- The completion of this third project is dependent on the complexity and difficulty, and the ability of the student to employ the techniques taught. If the project isn't completed, we're available to continue helping you on an informal basis or in additional private lessons.
Students will have individualized help planning their design for their third project.
- We have an extensive library of pattern books availble for students to use.
- Patterns are available on the internet
- Students an design their own pieces. The instructor is available to advise on the difficulty/feasibility of their project plan, with advice on modifications to simplify construction challenges.
- Students can discuss their concept or provide a photo image and the instructor will draw the pattern.
Completion of our introductory series qualifies artists to attend our Tuesday morning glass open studio.
For more information please contact Maggie at MaggieBCourtis@gmail.com.
See our Art Blog for glass art information
Tools and Supplies
For the first session please bring the following:
- Safety glasses
- A soft bristled brush (the softer the bristles the better job it will do). Some people use a soft paintbrush, about 4-6" wide.
- Apron - optional
- Glass cutting mat - optional
If you don't use a glass cutting mat, we use newspaper as a padding under the glass to prevent breaking while cutting the glass. The brush is used to sweep small glass shards off the work surface which would contribute to the glass breaking instead of cutting as the artist desires.
Additional supplies may be needed in the final weeks for artistis who begin a third project. You will learn about these tools and use Scarab tools in the two introductory projects. A detailed list with places to shop is given in one of our blog articles.

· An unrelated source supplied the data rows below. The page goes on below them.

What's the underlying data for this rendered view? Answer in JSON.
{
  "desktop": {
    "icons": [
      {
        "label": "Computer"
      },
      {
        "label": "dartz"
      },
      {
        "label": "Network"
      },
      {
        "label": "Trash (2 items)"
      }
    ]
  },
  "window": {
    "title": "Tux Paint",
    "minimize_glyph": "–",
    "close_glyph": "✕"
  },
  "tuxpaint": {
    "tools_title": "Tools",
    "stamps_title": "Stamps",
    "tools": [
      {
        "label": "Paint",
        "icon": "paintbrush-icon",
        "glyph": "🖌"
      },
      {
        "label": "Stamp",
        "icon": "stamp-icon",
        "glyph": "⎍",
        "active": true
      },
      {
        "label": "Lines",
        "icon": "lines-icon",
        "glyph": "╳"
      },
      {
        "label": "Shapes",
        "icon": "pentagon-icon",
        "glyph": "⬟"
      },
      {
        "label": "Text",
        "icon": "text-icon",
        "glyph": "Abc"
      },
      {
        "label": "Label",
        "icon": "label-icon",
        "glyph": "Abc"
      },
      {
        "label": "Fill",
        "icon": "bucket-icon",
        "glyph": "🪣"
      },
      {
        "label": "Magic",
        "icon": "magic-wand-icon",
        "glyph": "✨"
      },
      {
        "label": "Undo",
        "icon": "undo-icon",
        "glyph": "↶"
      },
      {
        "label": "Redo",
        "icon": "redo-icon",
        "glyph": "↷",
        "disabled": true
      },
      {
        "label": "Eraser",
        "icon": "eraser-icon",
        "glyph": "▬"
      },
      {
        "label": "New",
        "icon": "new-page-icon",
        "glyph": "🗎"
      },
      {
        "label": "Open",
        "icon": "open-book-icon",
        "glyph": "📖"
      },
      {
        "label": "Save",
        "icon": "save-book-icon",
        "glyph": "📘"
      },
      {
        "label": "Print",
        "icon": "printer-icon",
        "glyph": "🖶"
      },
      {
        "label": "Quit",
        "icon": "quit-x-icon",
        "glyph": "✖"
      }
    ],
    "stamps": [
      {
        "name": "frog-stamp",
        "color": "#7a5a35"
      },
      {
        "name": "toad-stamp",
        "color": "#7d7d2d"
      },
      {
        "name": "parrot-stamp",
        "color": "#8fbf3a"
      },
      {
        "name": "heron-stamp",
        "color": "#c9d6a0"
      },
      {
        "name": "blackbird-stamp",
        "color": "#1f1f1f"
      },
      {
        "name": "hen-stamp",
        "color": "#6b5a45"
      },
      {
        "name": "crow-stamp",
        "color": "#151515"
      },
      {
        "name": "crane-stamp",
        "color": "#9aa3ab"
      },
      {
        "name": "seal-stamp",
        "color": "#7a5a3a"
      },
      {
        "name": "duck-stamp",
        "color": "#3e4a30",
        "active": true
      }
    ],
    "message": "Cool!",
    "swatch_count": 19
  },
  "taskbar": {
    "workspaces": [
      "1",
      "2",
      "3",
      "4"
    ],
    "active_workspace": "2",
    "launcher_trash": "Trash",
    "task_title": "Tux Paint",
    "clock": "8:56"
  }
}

We do not recommend buying cheap glass cutters at Hobby Lobby. Quality is particularly important for this important tool.
Bullseye stores give discounts based on quantity of product pruchased, up to 50% off.